The Effects of Providing and Receiving Peer Feedback on Writing Performance and Learning of Secondary School Students – American Educational Research Journal
“Research has shown that engaging students in peer feedback can help students revise documents and improve their writing skills. But the mechanistic pathways by which skills develop have remained untested: Does receiving and providing feedback lead to learning because it produces more extensive revision behavior or is such immediate implementation of feedback unnecessary? These pathways were tested through analyses of the relationships between feedback provided and received, feedback implemented and overall revisions, and improved writing quality in a new article. Overall, the number of revisions predicted growth in writing ability, and both amount of received and provided feedback were associated with being more likely to make revisions. However, providing feedback was also directly related to growth in writing ability.”
When peers agree, do students listen? The central role of feedback quality and feedback frequency in determining uptake of feedback – Contemporary Educational Psychology

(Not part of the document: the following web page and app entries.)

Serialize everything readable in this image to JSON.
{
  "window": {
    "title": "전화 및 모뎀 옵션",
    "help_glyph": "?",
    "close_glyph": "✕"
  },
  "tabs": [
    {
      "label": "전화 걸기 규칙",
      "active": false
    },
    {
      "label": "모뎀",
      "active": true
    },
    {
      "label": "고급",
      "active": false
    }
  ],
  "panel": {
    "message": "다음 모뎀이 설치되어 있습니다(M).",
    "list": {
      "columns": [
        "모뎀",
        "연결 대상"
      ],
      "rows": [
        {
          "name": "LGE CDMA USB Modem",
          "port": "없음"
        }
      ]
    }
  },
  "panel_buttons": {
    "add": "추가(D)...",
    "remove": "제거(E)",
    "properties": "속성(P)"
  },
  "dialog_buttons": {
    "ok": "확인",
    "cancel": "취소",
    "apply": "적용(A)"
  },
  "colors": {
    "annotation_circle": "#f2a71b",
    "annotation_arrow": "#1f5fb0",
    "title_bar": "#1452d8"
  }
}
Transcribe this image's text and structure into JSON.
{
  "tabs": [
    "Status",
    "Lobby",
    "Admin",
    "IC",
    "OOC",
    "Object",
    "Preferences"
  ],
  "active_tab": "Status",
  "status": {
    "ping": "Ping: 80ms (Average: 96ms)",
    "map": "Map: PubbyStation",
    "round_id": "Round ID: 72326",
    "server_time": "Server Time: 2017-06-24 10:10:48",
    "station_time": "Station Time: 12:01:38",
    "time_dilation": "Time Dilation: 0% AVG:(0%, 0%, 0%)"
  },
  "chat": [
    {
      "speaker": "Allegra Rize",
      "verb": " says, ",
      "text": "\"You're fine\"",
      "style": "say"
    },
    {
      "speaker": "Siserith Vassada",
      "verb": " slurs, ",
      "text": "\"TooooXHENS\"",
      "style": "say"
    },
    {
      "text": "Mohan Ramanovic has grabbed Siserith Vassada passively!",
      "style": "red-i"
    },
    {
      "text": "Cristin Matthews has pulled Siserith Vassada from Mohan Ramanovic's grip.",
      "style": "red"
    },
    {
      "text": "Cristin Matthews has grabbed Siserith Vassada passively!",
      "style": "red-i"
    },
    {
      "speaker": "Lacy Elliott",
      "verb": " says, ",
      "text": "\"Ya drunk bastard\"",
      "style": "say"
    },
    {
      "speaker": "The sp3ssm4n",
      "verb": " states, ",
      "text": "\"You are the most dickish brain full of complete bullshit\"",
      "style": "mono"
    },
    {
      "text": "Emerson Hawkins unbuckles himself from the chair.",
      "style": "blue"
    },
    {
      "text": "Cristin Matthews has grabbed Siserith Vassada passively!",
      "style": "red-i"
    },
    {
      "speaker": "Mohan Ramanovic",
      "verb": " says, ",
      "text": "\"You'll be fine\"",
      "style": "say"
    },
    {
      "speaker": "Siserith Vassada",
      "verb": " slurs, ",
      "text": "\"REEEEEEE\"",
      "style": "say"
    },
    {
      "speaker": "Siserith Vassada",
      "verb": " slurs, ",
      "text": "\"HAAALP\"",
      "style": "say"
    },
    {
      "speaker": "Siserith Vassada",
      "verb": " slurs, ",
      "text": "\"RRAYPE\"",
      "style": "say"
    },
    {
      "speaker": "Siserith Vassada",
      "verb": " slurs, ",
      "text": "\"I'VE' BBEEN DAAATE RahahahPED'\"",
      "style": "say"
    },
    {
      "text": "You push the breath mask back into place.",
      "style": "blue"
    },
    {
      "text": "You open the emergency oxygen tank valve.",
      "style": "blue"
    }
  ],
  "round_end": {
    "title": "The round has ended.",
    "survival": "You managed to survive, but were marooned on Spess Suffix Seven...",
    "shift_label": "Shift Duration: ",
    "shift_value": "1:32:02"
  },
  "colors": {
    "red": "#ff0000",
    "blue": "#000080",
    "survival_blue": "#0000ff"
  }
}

“Prior research on the complex process of revision based upon peer feedback has focused on characteristics of each piece of feedback in isolation. Multipeer feedback allows for feedback to be repeated (or not), which could be a signal of feedback quality or be especially persuasive to peers. Separately, little research has examined how well peers select more impactful and accurate peer feedback in their revisions, whether repeated or not. We analyzed almost 2,000 peer comments received by 107 students in a secondary writing course in the US to determine whether feedback quality and feedback frequency predicted feedback implementation. Controlling for other feedback features and context factors, students were much more likely to implement feedback as both feedback quality and feedback frequency increased, surprisingly with no interaction (i.e., even low-quality comments were more likely to be implemented when repeated). However, low-quality comments often partially overlapped with high-quality comments, providing a potential explanation for the lack of an interaction. Finally, consideration of feedback frequency and feedback quality provides new insights into which feedback features are actually related to implementation. The results generally allay concerns about the blind-leading-the-blind in peer feedback as well as pushing for peer feedback arrangements that produce more overlapping comments.”